Although CAR T cells have made their claim to fame in treating leukemia and lymphoma, scientists have now shown they can be directed toward other conditions. Systemic lupus erythematosus is an autoimmune disease in which autoantibodies produced by B cells—those same cells targeted by approved CAR T therapies—lead other immune cells to attack various tissues. Researchers and clinicians have tried to treat lupus by depleting B cells, but without success.
In a study published today (March 6) in Science Translational Medicine, researchers report killing off B cells in two mouse models of lupus using T cells modified with a chimeric antigen receptor (CAR) against CD19, the very B-cell surface protein the cancer therapies go after. The treatment eradicated autoantibodies and extended the animals’ lives.
“It’s a groundbreaking paper for new avenues of treating lupus,” says Anna-Marie Fairhurst, an immunologist at the Singapore Immunology Network who did not participate in the study. “How it’s going to play out in human disease will be interesting,” she adds. “I don’t see this as a final drug target for lupus, but . . . as a stepping stone. It really opens the door to amazing things.”
The success of CAR T-cell treatments for cancer, which are particularly successful for B-cell leukemia and lymphoma, led coauthor Marko Radic, a molecular immunologist at the University of Tennessee Health Science Center, and colleagues to test whether CAR T cells could be used to treat lupus. “All of our studies really argued that B cells play a central role in the pathogenesis of lupus, so we had envisioned this approach as a test to see whether a relatively rigorous way of eliminating or depleting B cells would also lead to an improvement in the presentation of the disease,” he says.
The authors purified T cells from two different mouse models of lupus that were already showing signs of disease. Then they introduced a gene into the cells so they’d express a receptor against CD19. The team grew large numbers of the cells in vitro and injected them back into the rodents. Mice in which they confirmed that the CAR T cells depleted CD19-positive B cells and autoantibodies lived longer and had healthier spleens, kidneys, and skin than controls. The researchers also found that the introduced CAR T cells persisted for at least a year, while continuing to reduce the number of B cells.
When considering this study, one initial question is why would somebody want to deplete B cells in lupus, given that it’s already known that it doesn’t work with monoclonal antibodies, says Laurence Morel, an immunologist at the University of Florida who was not involved in the work. For instance, a drug called rituximab that kills B cells by targeting the CD20 receptor on their surface was tested on lupus patients in clinical trials, but was not effective.
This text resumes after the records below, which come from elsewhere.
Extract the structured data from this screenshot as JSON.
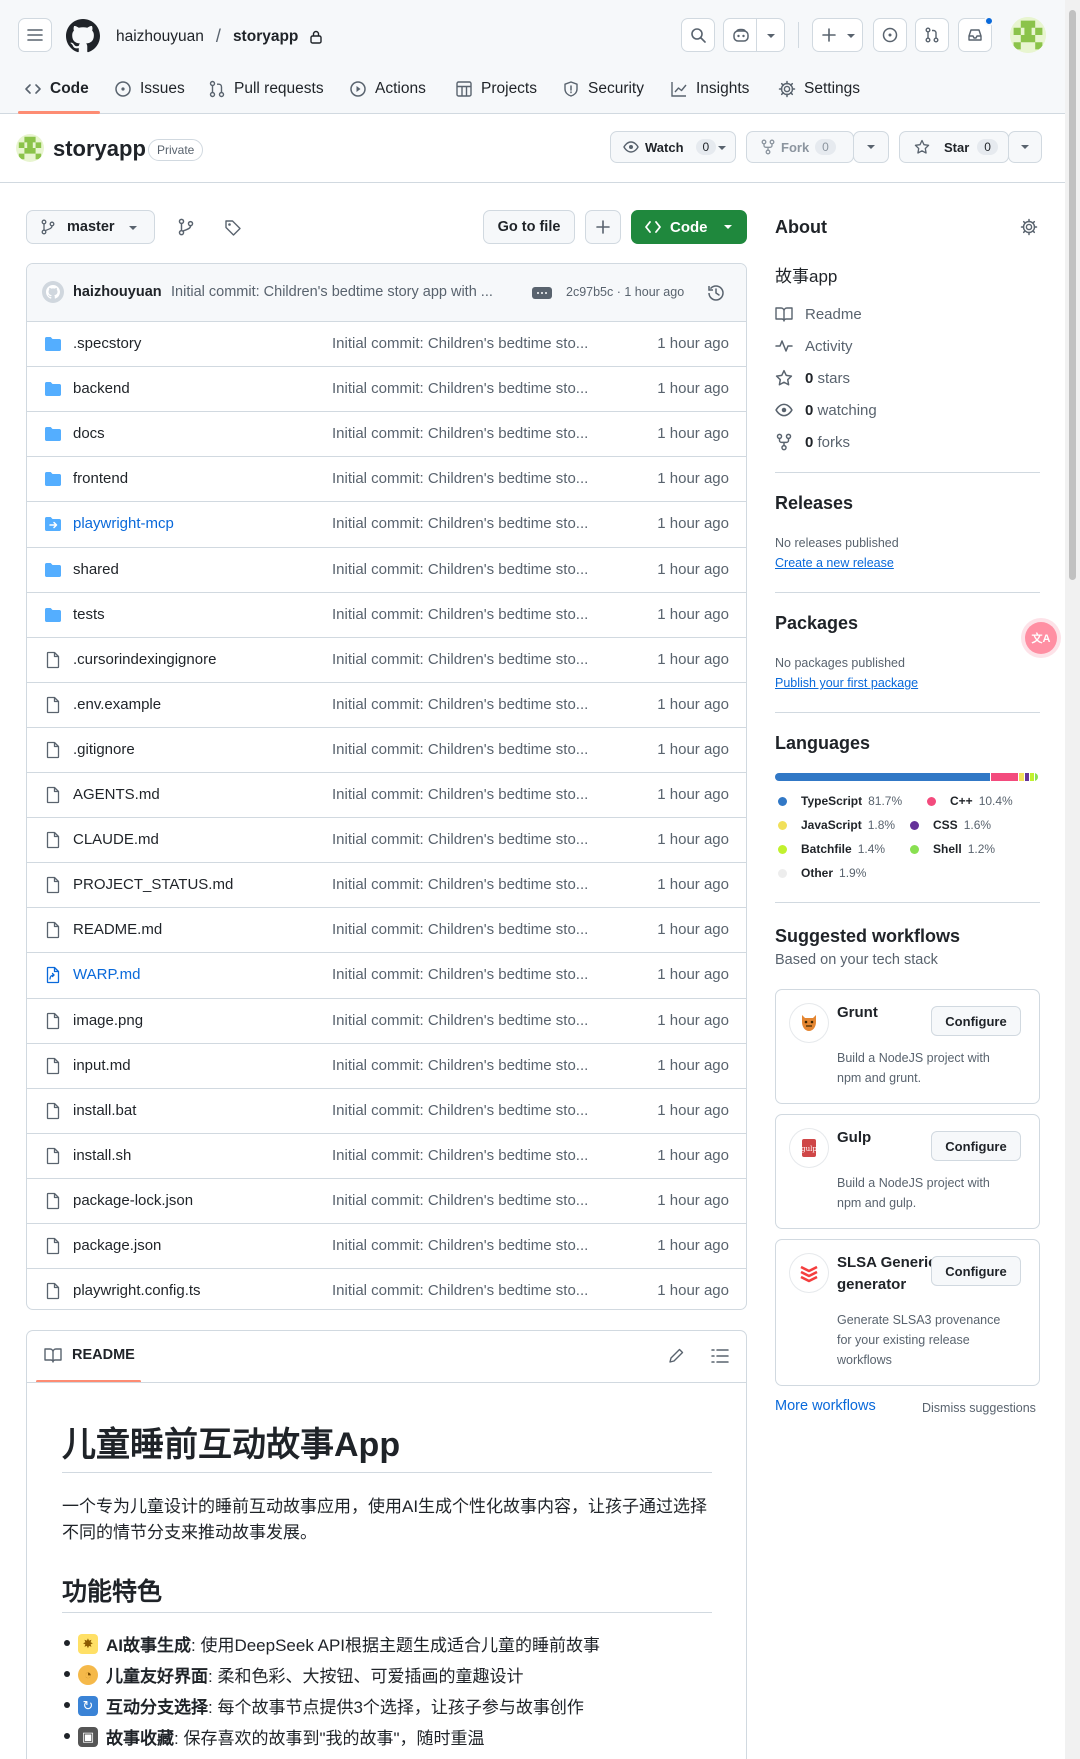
{
  "header": {
    "owner": "haizhouyuan",
    "separator": "/",
    "repo": "storyapp"
  },
  "tabs": [
    {
      "label": "Code",
      "icon": "code-icon"
    },
    {
      "label": "Issues",
      "icon": "issue-icon"
    },
    {
      "label": "Pull requests",
      "icon": "pull-request-icon"
    },
    {
      "label": "Actions",
      "icon": "play-icon"
    },
    {
      "label": "Projects",
      "icon": "table-icon"
    },
    {
      "label": "Security",
      "icon": "shield-icon"
    },
    {
      "label": "Insights",
      "icon": "graph-icon"
    },
    {
      "label": "Settings",
      "icon": "gear-icon"
    }
  ],
  "repo": {
    "name": "storyapp",
    "visibility": "Private",
    "watch_label": "Watch",
    "watch_count": "0",
    "fork_label": "Fork",
    "fork_count": "0",
    "star_label": "Star",
    "star_count": "0"
  },
  "toolbar": {
    "branch": "master",
    "go_to_file": "Go to file",
    "code_label": "Code"
  },
  "commit": {
    "author": "haizhouyuan",
    "message": "Initial commit: Children's bedtime story app with ...",
    "hash_time": "2c97b5c · 1 hour ago"
  },
  "files": [
    {
      "name": ".specstory",
      "type": "folder",
      "message": "Initial commit: Children's bedtime sto...",
      "time": "1 hour ago"
    },
    {
      "name": "backend",
      "type": "folder",
      "message": "Initial commit: Children's bedtime sto...",
      "time": "1 hour ago"
    },
    {
      "name": "docs",
      "type": "folder",
      "message": "Initial commit: Children's bedtime sto...",
      "time": "1 hour ago"
    },
    {
      "name": "frontend",
      "type": "folder",
      "message": "Initial commit: Children's bedtime sto...",
      "time": "1 hour ago"
    },
    {
      "name": "playwright-mcp",
      "type": "submodule",
      "message": "Initial commit: Children's bedtime sto...",
      "time": "1 hour ago"
    },
    {
      "name": "shared",
      "type": "folder",
      "message": "Initial commit: Children's bedtime sto...",
      "time": "1 hour ago"
    },
    {
      "name": "tests",
      "type": "folder",
      "message": "Initial commit: Children's bedtime sto...",
      "time": "1 hour ago"
    },
    {
      "name": ".cursorindexingignore",
      "type": "file",
      "message": "Initial commit: Children's bedtime sto...",
      "time": "1 hour ago"
    },
    {
      "name": ".env.example",
      "type": "file",
      "message": "Initial commit: Children's bedtime sto...",
      "time": "1 hour ago"
    },
    {
      "name": ".gitignore",
      "type": "file",
      "message": "Initial commit: Children's bedtime sto...",
      "time": "1 hour ago"
    },
    {
      "name": "AGENTS.md",
      "type": "file",
      "message": "Initial commit: Children's bedtime sto...",
      "time": "1 hour ago"
    },
    {
      "name": "CLAUDE.md",
      "type": "file",
      "message": "Initial commit: Children's bedtime sto...",
      "time": "1 hour ago"
    },
    {
      "name": "PROJECT_STATUS.md",
      "type": "file",
      "message": "Initial commit: Children's bedtime sto...",
      "time": "1 hour ago"
    },
    {
      "name": "README.md",
      "type": "file",
      "message": "Initial commit: Children's bedtime sto...",
      "time": "1 hour ago"
    },
    {
      "name": "WARP.md",
      "type": "symlink",
      "message": "Initial commit: Children's bedtime sto...",
      "time": "1 hour ago"
    },
    {
      "name": "image.png",
      "type": "file",
      "message": "Initial commit: Children's bedtime sto...",
      "time": "1 hour ago"
    },
    {
      "name": "input.md",
      "type": "file",
      "message": "Initial commit: Children's bedtime sto...",
      "time": "1 hour ago"
    },
    {
      "name": "install.bat",
      "type": "file",
      "message": "Initial commit: Children's bedtime sto...",
      "time": "1 hour ago"
    },
    {
      "name": "install.sh",
      "type": "file",
      "message": "Initial commit: Children's bedtime sto...",
      "time": "1 hour ago"
    },
    {
      "name": "package-lock.json",
      "type": "file",
      "message": "Initial commit: Children's bedtime sto...",
      "time": "1 hour ago"
    },
    {
      "name": "package.json",
      "type": "file",
      "message": "Initial commit: Children's bedtime sto...",
      "time": "1 hour ago"
    },
    {
      "name": "playwright.config.ts",
      "type": "file",
      "message": "Initial commit: Children's bedtime sto...",
      "time": "1 hour ago"
    }
  ],
  "readme": {
    "tab_label": "README",
    "h1": "儿童睡前互动故事App",
    "intro": "一个专为儿童设计的睡前互动故事应用，使用AI生成个性化故事内容，让孩子通过选择不同的情节分支来推动故事发展。",
    "h2": "功能特色",
    "features": [
      {
        "title": "AI故事生成",
        "text": ": 使用DeepSeek API根据主题生成适合儿童的睡前故事",
        "icon": "sparkle-icon"
      },
      {
        "title": "儿童友好界面",
        "text": ": 柔和色彩、大按钮、可爱插画的童趣设计",
        "icon": "palette-icon"
      },
      {
        "title": "互动分支选择",
        "text": ": 每个故事节点提供3个选择，让孩子参与故事创作",
        "icon": "cycle-icon"
      },
      {
        "title": "故事收藏",
        "text": ": 保存喜欢的故事到\"我的故事\"，随时重温",
        "icon": "floppy-icon"
      }
    ]
  },
  "about": {
    "title": "About",
    "description": "故事app",
    "readme": "Readme",
    "activity": "Activity",
    "stars": "0 stars",
    "stars_count": "0",
    "stars_word": "stars",
    "watching_count": "0",
    "watching_word": "watching",
    "forks_count": "0",
    "forks_word": "forks"
  },
  "releases": {
    "title": "Releases",
    "none": "No releases published",
    "link": "Create a new release"
  },
  "packages": {
    "title": "Packages",
    "none": "No packages published",
    "link": "Publish your first package"
  },
  "languages": {
    "title": "Languages",
    "items": [
      {
        "name": "TypeScript",
        "percent": "81.7%",
        "value": 81.7,
        "color": "#3178c6"
      },
      {
        "name": "C++",
        "percent": "10.4%",
        "value": 10.4,
        "color": "#f34b7d"
      },
      {
        "name": "JavaScript",
        "percent": "1.8%",
        "value": 1.8,
        "color": "#f1e05a"
      },
      {
        "name": "CSS",
        "percent": "1.6%",
        "value": 1.6,
        "color": "#663399"
      },
      {
        "name": "Batchfile",
        "percent": "1.4%",
        "value": 1.4,
        "color": "#c1f12e"
      },
      {
        "name": "Shell",
        "percent": "1.2%",
        "value": 1.2,
        "color": "#89e051"
      },
      {
        "name": "Other",
        "percent": "1.9%",
        "value": 1.9,
        "color": "#ededed"
      }
    ]
  },
  "workflows": {
    "title": "Suggested workflows",
    "subtitle": "Based on your tech stack",
    "items": [
      {
        "name": "Grunt",
        "desc": "Build a NodeJS project with npm and grunt.",
        "button": "Configure"
      },
      {
        "name": "Gulp",
        "desc": "Build a NodeJS project with npm and gulp.",
        "button": "Configure"
      },
      {
        "name": "SLSA Generic generator",
        "desc": "Generate SLSA3 provenance for your existing release workflows",
        "button": "Configure"
      }
    ],
    "more": "More workflows",
    "dismiss": "Dismiss suggestions"
  },
  "colors": {
    "accent_green": "#1f883d",
    "link_blue": "#0969da",
    "folder_blue": "#54aeff",
    "tab_underline": "#fd8c73",
    "border": "#d1d9e0"
  }
}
It’s not clear why the drug didn’t work, she adds. “It’s possible that it’s because of incomplete deletion of the B cells. If that is the case, then the CAR T cell would be a better approach because it would achieve better and longer-lasting elimination because the T cells persist while the antibodies have a vanishing effect.” Another possibility for the discrepancy in therapies is the B-cell protein they grip on to. “[T]hey are targeting CD19, which is a major co-receptor on B cells, rather than targeting CD20, which has a far less defined function in B cells. That might be very important.”
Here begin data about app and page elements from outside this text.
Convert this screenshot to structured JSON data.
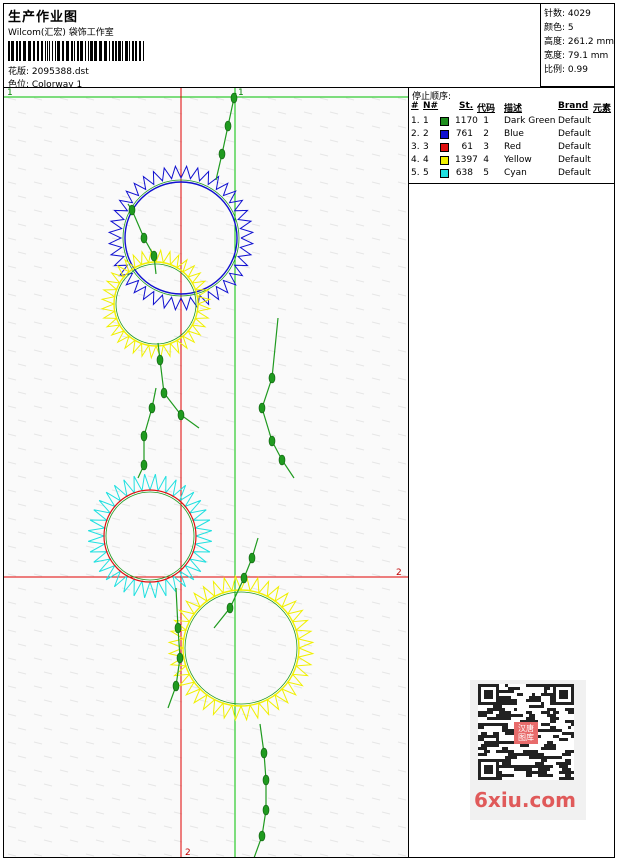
{
  "header": {
    "title": "生产作业图",
    "company": "Wilcom(汇宏) 袋饰工作室",
    "design_label": "花版: 2095388.dst",
    "colorway_label": "色位: Colorway 1"
  },
  "stats": {
    "stitches": "针数: 4029",
    "colors": "颜色: 5",
    "height": "高度: 261.2 mm",
    "width": "宽度: 79.1 mm",
    "scale": "比例: 0.99"
  },
  "stop_sequence": {
    "title": "停止顺序:",
    "headers": [
      "#",
      "N#",
      "St.",
      "代码",
      "描述",
      "Brand",
      "元素"
    ],
    "rows": [
      {
        "idx": "1.",
        "n": "1",
        "color": "#1f8f1f",
        "st": "1170",
        "code": "1",
        "desc": "Dark Green",
        "brand": "Default"
      },
      {
        "idx": "2.",
        "n": "2",
        "color": "#1010d0",
        "st": "761",
        "code": "2",
        "desc": "Blue",
        "brand": "Default"
      },
      {
        "idx": "3.",
        "n": "3",
        "color": "#e01010",
        "st": "61",
        "code": "3",
        "desc": "Red",
        "brand": "Default"
      },
      {
        "idx": "4.",
        "n": "4",
        "color": "#f0f000",
        "st": "1397",
        "code": "4",
        "desc": "Yellow",
        "brand": "Default"
      },
      {
        "idx": "5.",
        "n": "5",
        "color": "#20e0e0",
        "st": "638",
        "code": "5",
        "desc": "Cyan",
        "brand": "Default"
      }
    ]
  },
  "canvas": {
    "axis_labels": {
      "green_top_1": "1",
      "green_left_1": "1",
      "red_right_2": "2",
      "red_bottom_2": "2"
    }
  },
  "watermark": {
    "qr_stamp": "汉唐\n图库",
    "site": "6xiu.com"
  },
  "colors": {
    "green": "#1f9a1f",
    "blue": "#1010d0",
    "red": "#e01010",
    "yellow": "#f0f000",
    "cyan": "#20e0e0",
    "guide_red": "#e00000",
    "guide_green": "#00c000"
  }
}
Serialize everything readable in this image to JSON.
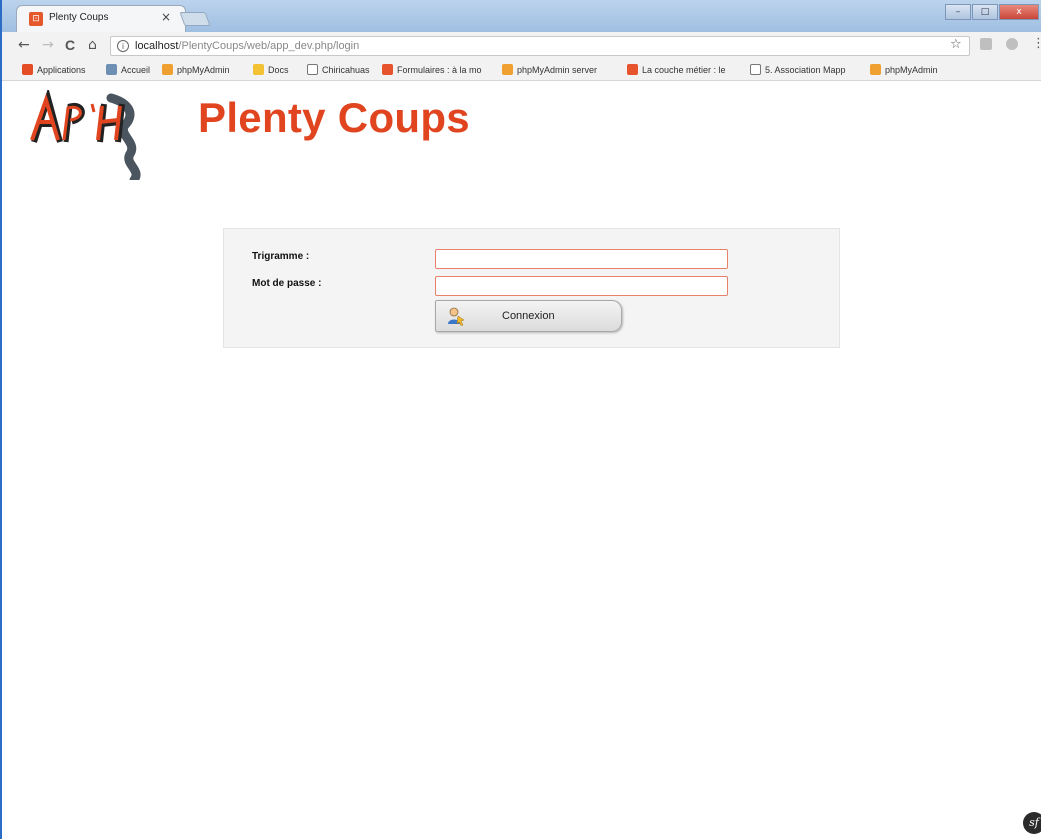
{
  "browser": {
    "tab_title": "Plenty Coups",
    "tab_close": "×",
    "url_host": "localhost",
    "url_path": "/PlentyCoups/web/app_dev.php/login",
    "nav": {
      "back": "←",
      "forward": "→",
      "reload": "C",
      "home": "⌂"
    },
    "window_controls": {
      "minimize": "–",
      "maximize": "□",
      "close": "x"
    },
    "bookmarks": [
      {
        "label": "Applications",
        "icon": "apps-grid-icon",
        "color": "#e44d26"
      },
      {
        "label": "Accueil",
        "icon": "image-icon",
        "color": "#6d8fb3"
      },
      {
        "label": "phpMyAdmin",
        "icon": "phpmyadmin-icon",
        "color": "#f0a030"
      },
      {
        "label": "Docs",
        "icon": "folder-icon",
        "color": "#f2c232"
      },
      {
        "label": "Chiricahuas",
        "icon": "page-icon",
        "color": "#ffffff"
      },
      {
        "label": "Formulaires : à la mo",
        "icon": "bookmark-icon",
        "color": "#e6532c"
      },
      {
        "label": "phpMyAdmin server",
        "icon": "phpmyadmin-icon",
        "color": "#f0a030"
      },
      {
        "label": "La couche métier : le",
        "icon": "bookmark-icon",
        "color": "#e6532c"
      },
      {
        "label": "5. Association Mapp",
        "icon": "page-icon",
        "color": "#ffffff"
      },
      {
        "label": "phpMyAdmin",
        "icon": "phpmyadmin-icon",
        "color": "#f0a030"
      }
    ]
  },
  "header": {
    "logo_text": "AP'H",
    "title": "Plenty Coups",
    "title_color": "#e04520"
  },
  "login": {
    "trigram_label": "Trigramme :",
    "password_label": "Mot de passe :",
    "trigram_value": "",
    "password_value": "",
    "submit_label": "Connexion"
  },
  "footer": {
    "symfony_badge": "sf"
  }
}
And, of course, the studies are very different—rituximab having been trialled in humans, while the CAR Ts for lupus remain in the preclinical phase. “Lupus mice have been cured many times, so that’s always a caveat,” cautions Morel. “It should make us think about new tools that can be used, but this is still an exploratory type of study. This is not going to cure anybody soon.”
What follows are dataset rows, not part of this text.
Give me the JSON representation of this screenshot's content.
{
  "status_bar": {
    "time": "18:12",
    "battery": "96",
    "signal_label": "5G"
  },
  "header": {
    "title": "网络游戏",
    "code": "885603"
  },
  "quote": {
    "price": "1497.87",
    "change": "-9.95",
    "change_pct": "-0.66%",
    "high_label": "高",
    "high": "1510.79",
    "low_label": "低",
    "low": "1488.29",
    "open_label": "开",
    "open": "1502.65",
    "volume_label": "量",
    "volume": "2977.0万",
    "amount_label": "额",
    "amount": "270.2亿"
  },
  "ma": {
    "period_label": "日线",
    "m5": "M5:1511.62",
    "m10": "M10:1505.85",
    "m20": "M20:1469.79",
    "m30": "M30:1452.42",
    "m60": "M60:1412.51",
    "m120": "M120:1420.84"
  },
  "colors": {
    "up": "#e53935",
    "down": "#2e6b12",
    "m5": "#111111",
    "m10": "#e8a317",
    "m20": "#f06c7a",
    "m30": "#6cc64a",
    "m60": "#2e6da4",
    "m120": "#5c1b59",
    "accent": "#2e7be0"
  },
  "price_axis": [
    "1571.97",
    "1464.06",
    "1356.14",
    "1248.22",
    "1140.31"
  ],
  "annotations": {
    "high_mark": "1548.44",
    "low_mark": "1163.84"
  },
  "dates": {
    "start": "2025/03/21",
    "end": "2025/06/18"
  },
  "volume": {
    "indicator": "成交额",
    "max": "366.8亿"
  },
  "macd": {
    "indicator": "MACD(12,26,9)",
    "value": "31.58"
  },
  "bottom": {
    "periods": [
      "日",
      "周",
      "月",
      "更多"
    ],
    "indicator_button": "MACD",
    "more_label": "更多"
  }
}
R. Kansal et al., “Sustained B cell depletion by CD19-targeted CAR T cells is a highly effective treatment for murine lupus,” Science Translational Medicine, doi:10.1126/scitranslmed.aav1648, 2019.